warmed and cooled by the same winter and summer, as
a Christian is? If you prick us, do we not bleed?
if you tickle us, do we not laugh? if you poison
us, do we not die? and if you wrong us, shall we not
revenge? If we are like you in the rest, we will
resemble you in that. If a Jew wrong a Christian,
what is his humility? Revenge. If a Christian
wrong a Jew, what should his sufferance be by
Christian example? Why, revenge. The villany you
teach me, I will execute, and it shall go hard but I
will better the instruction.
[Click HERE to view the youtube clip of Lynn Collins as she delivers Portia’s speech to Shylock in the 2004 film, The Merchant of Venice.]
Is your name Shylock?
Shylock is my name.
Of a strange nature is the suit you follow;
Yet in such rule that the Venetian law
Cannot impugn you as you do proceed.
You stand within his danger, do you not?
Ay, so he says.
Do you confess the bond?
Then must the Jew be merciful.
On what compulsion must I? tell me that.
The quality of mercy is not strain’d,
It droppeth as the gentle rain from heaven
Upon the place beneath: it is twice blest;
It blesseth him that gives and him that takes:
’Tis mightiest in the mightiest: it becomes
The throned monarch better than his crown;
His sceptre shows the force of temporal power,
The attribute to awe and majesty,
Wherein doth sit the dread and fear of kings;
But mercy is above this sceptred sway;
It is enthroned in the hearts of kings,
It is an attribute to God himself;
And earthly power doth then show likest God’s
When mercy seasons justice. Therefore, Jew,
Though justice be thy plea, consider this,
That, in the course of justice, none of us
Should see salvation: we do pray for mercy;
And that same prayer doth teach us all to render
The deeds of mercy. I have spoke thus much
To mitigate the justice of thy plea;
Which if thou follow, this strict court of Venice
Must needs give sentence ‘gainst the merchant there.
My deeds upon my head! I crave the law,
The penalty and forfeit of my bond.

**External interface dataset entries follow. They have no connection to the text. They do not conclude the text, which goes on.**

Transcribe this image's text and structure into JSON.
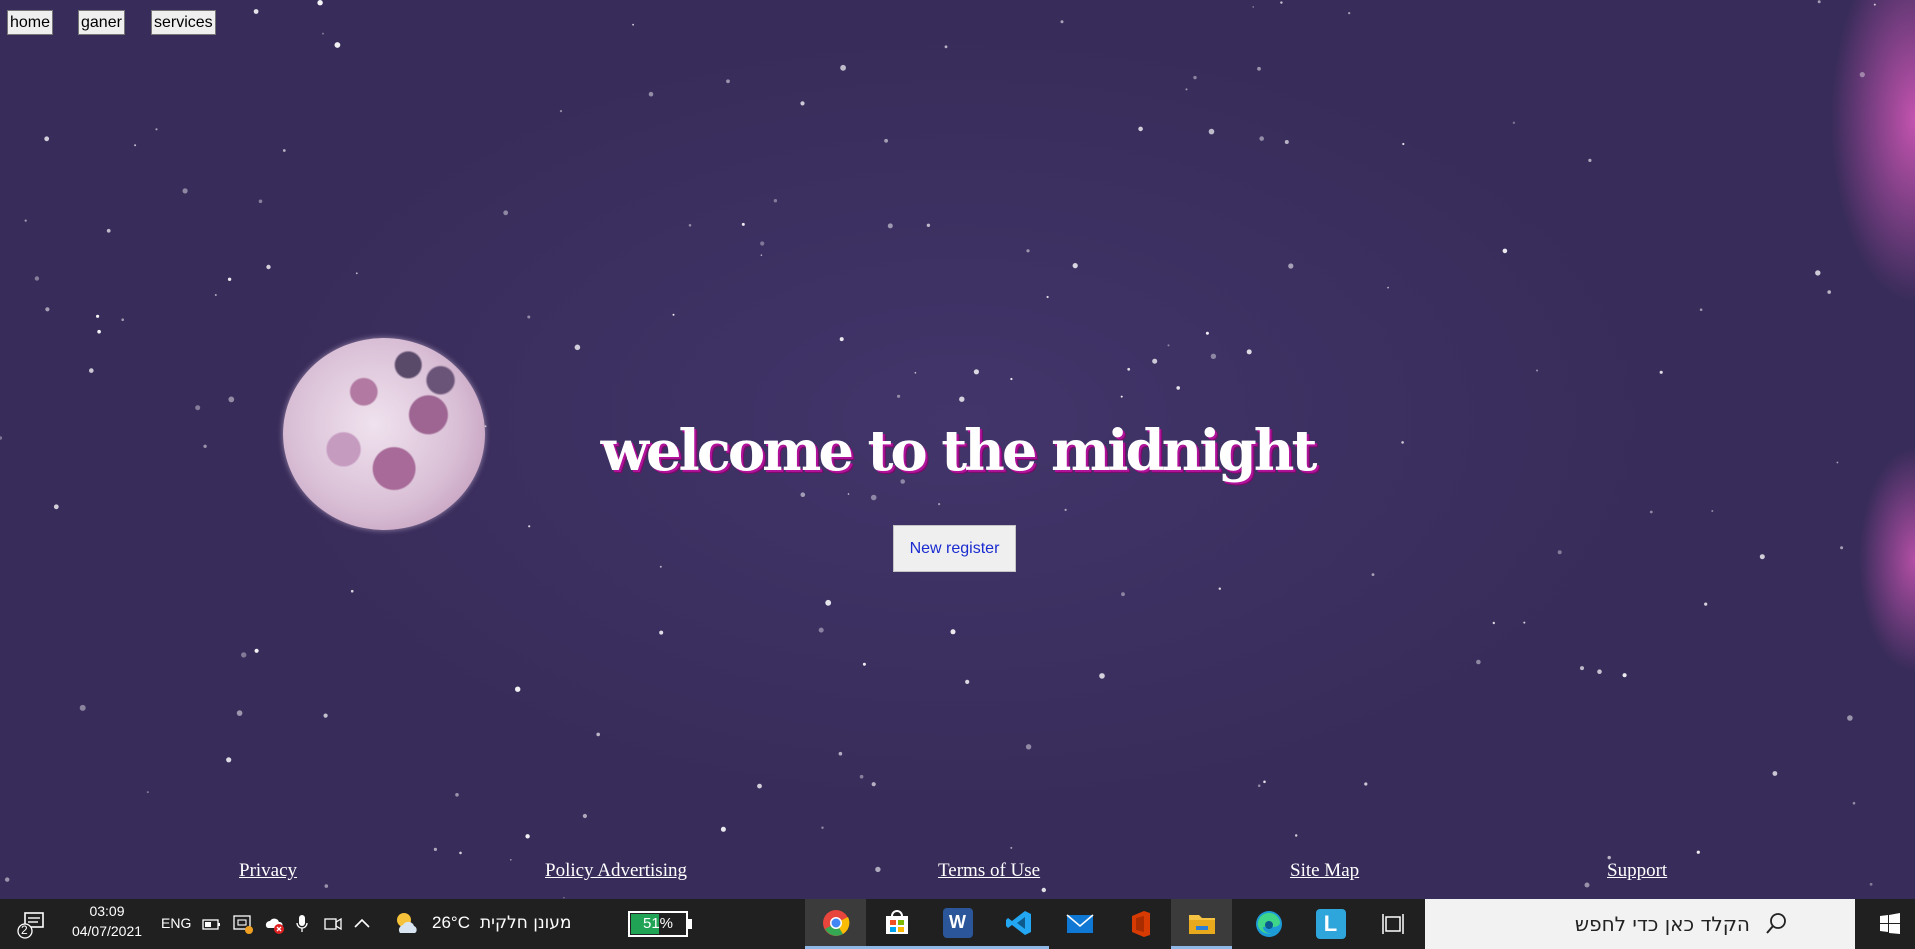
{
  "nav": {
    "items": [
      {
        "label": "home"
      },
      {
        "label": "ganer"
      },
      {
        "label": "services"
      }
    ]
  },
  "hero": {
    "headline": "welcome to the midnight",
    "register_label": "New register"
  },
  "footer": {
    "links": [
      {
        "label": "Privacy"
      },
      {
        "label": "Policy Advertising"
      },
      {
        "label": "Terms of Use"
      },
      {
        "label": "Site Map"
      },
      {
        "label": "Support"
      }
    ]
  },
  "taskbar": {
    "notification_count": "2",
    "time": "03:09",
    "date": "04/07/2021",
    "language": "ENG",
    "weather_temp": "26°C",
    "weather_desc": "מעונן חלקית",
    "battery_percent": "51%",
    "battery_level": 0.51,
    "search_placeholder": "הקלד כאן כדי לחפש",
    "apps": [
      {
        "name": "chrome",
        "state": "active"
      },
      {
        "name": "store",
        "state": "running"
      },
      {
        "name": "word",
        "state": "running"
      },
      {
        "name": "vscode",
        "state": "running"
      },
      {
        "name": "mail",
        "state": "idle"
      },
      {
        "name": "office",
        "state": "idle"
      },
      {
        "name": "file-explorer",
        "state": "active"
      },
      {
        "name": "edge",
        "state": "idle"
      },
      {
        "name": "l-app",
        "state": "idle"
      }
    ],
    "colors": {
      "chrome": "#e8453c",
      "store": "#0a64c4",
      "word": "#2b579a",
      "vscode": "#23a7f2",
      "mail": "#0f78d4",
      "office": "#d83b01",
      "explorer": "#f6c342",
      "edge": "#1d9bd7",
      "l_app": "#2ea6db"
    }
  }
}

[Click HERE to view the youtube clip of Helen Mirren in a 1978 BBC production of As You Like It. The action is from the second half of Act 3, Scene 2.]
[Click HERE to view the youtube clip of Al Pacino’s interpretation of Richard III addressing his army.]

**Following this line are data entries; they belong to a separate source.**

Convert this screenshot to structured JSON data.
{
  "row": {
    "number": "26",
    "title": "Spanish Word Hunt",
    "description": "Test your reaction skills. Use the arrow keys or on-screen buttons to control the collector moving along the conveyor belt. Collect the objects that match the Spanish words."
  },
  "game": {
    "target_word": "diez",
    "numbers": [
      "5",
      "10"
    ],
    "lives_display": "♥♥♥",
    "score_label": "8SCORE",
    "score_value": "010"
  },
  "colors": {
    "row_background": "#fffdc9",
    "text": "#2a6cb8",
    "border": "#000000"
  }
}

What shall I say more than I have inferr’d?
Remember whom you are to cope withal;
A sort of vagabonds, rascals, and runaways,
A scum of Bretons, and base lackey peasants,
Whom their o’er-cloyed country vomits forth
To desperate ventures and assured destruction.
You sleeping safe, they bring to you unrest;
You having lands, and blest with beauteous wives,
They would restrain the one, distain the other.
And who doth lead them but a paltry fellow,
Long kept in Bretagne at our mother’s cost?
A milk-sop, one that never in his life
Felt so much cold as over shoes in snow?
Let’s whip these stragglers o’er the seas again;
Lash hence these overweening rags of France,
These famish’d beggars, weary of their lives;
Who, but for dreaming on this fond exploit,
For want of means, poor rats, had hang’d themselves:
If we be conquer’d, let men conquer us,
And not these bastard Bretons; whom our fathers
Have in their own land beaten, bobb’d, and thump’d,
And in record, left them the heirs of shame.
Shall these enjoy our lands? lie with our wives?
Ravish our daughters?
[Click HERE to view a youtube clip of Prospero’s famous lines from The Tempest with brief comments from Al Pacino and John Gielgud.]
Our revels now are ended. These our actors,
As I foretold you, were all spirits and
Are melted into air, into thin air:
And, like the baseless fabric of this vision,
The cloud-capp’d towers, the gorgeous palaces,
The solemn temples, the great globe itself,
Yea all which it inherit, shall dissolve
And, like this insubstantial pageant faded,
Leave not a rack behind. We are such stuff
As dreams are made on, and our little life
Is rounded with a sleep.